Items from an interface collection
= = = = =

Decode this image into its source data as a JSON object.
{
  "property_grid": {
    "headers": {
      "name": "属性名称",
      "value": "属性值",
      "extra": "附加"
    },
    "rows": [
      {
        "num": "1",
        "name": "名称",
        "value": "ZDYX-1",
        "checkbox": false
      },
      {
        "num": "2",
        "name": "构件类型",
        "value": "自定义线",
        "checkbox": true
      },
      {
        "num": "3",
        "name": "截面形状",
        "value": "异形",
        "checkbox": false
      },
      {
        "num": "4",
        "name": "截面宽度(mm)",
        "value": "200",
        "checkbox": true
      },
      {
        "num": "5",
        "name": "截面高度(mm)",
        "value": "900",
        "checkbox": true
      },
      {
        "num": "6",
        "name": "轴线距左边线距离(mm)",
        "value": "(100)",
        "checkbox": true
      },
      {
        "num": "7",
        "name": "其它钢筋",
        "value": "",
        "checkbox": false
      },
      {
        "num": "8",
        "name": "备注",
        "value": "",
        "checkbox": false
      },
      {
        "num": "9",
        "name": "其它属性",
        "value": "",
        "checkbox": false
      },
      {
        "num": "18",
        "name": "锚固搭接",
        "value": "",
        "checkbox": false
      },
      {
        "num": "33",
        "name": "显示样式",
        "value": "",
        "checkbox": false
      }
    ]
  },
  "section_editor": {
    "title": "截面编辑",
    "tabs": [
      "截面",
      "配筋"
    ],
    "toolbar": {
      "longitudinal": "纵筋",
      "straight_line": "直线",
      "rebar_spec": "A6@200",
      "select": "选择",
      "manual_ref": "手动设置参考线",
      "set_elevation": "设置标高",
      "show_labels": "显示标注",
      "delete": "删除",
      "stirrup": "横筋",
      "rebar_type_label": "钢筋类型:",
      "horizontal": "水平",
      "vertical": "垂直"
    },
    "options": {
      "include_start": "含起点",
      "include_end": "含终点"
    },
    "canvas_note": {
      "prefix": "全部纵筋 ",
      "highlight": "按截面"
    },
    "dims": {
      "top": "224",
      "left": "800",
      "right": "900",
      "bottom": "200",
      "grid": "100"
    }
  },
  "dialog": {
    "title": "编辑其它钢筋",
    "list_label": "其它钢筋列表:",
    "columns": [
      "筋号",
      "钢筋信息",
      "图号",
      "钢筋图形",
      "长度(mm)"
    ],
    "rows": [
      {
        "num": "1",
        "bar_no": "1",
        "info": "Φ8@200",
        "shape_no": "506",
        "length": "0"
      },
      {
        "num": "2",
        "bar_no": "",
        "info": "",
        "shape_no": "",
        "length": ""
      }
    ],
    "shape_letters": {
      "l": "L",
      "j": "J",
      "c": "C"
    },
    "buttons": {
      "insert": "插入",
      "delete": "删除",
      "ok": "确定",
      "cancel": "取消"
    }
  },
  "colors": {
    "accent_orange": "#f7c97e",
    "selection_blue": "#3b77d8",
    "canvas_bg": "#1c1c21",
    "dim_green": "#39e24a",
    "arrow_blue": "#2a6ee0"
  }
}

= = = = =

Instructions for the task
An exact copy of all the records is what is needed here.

Output for this task
Decode this image into its source data as a JSON object.
{
  "property_grid": {
    "headers": {
      "name": "属性名称",
      "value": "属性值",
      "extra": "附加"
    },
    "rows": [
      {
        "num": "1",
        "name": "名称",
        "value": "ZDYX-1",
        "checkbox": false
      },
      {
        "num": "2",
        "name": "构件类型",
        "value": "自定义线",
        "checkbox": true
      },
      {
        "num": "3",
        "name": "截面形状",
        "value": "异形",
        "checkbox": false
      },
      {
        "num": "4",
        "name": "截面宽度(mm)",
        "value": "200",
        "checkbox": true
      },
      {
        "num": "5",
        "name": "截面高度(mm)",
        "value": "900",
        "checkbox": true
      },
      {
        "num": "6",
        "name": "轴线距左边线距离(mm)",
        "value": "(100)",
        "checkbox": true
      },
      {
        "num": "7",
        "name": "其它钢筋",
        "value": "",
        "checkbox": false
      },
      {
        "num": "8",
        "name": "备注",
        "value": "",
        "checkbox": false
      },
      {
        "num": "9",
        "name": "其它属性",
        "value": "",
        "checkbox": false
      },
      {
        "num": "18",
        "name": "锚固搭接",
        "value": "",
        "checkbox": false
      },
      {
        "num": "33",
        "name": "显示样式",
        "value": "",
        "checkbox": false
      }
    ]
  },
  "section_editor": {
    "title": "截面编辑",
    "tabs": [
      "截面",
      "配筋"
    ],
    "toolbar": {
      "longitudinal": "纵筋",
      "straight_line": "直线",
      "rebar_spec": "A6@200",
      "select": "选择",
      "manual_ref": "手动设置参考线",
      "set_elevation": "设置标高",
      "show_labels": "显示标注",
      "delete": "删除",
      "stirrup": "横筋",
      "rebar_type_label": "钢筋类型:",
      "horizontal": "水平",
      "vertical": "垂直"
    },
    "options": {
      "include_start": "含起点",
      "include_end": "含终点"
    },
    "canvas_note": {
      "prefix": "全部纵筋 ",
      "highlight": "按截面"
    },
    "dims": {
      "top": "224",
      "left": "800",
      "right": "900",
      "bottom": "200",
      "grid": "100"
    }
  },
  "dialog": {
    "title": "编辑其它钢筋",
    "list_label": "其它钢筋列表:",
    "columns": [
      "筋号",
      "钢筋信息",
      "图号",
      "钢筋图形",
      "长度(mm)"
    ],
    "rows": [
      {
        "num": "1",
        "bar_no": "1",
        "info": "Φ8@200",
        "shape_no": "506",
        "length": "0"
      },
      {
        "num": "2",
        "bar_no": "",
        "info": "",
        "shape_no": "",
        "length": ""
      }
    ],
    "shape_letters": {
      "l": "L",
      "j": "J",
      "c": "C"
    },
    "buttons": {
      "insert": "插入",
      "delete": "删除",
      "ok": "确定",
      "cancel": "取消"
    }
  },
  "colors": {
    "accent_orange": "#f7c97e",
    "selection_blue": "#3b77d8",
    "canvas_bg": "#1c1c21",
    "dim_green": "#39e24a",
    "arrow_blue": "#2a6ee0"
  }
}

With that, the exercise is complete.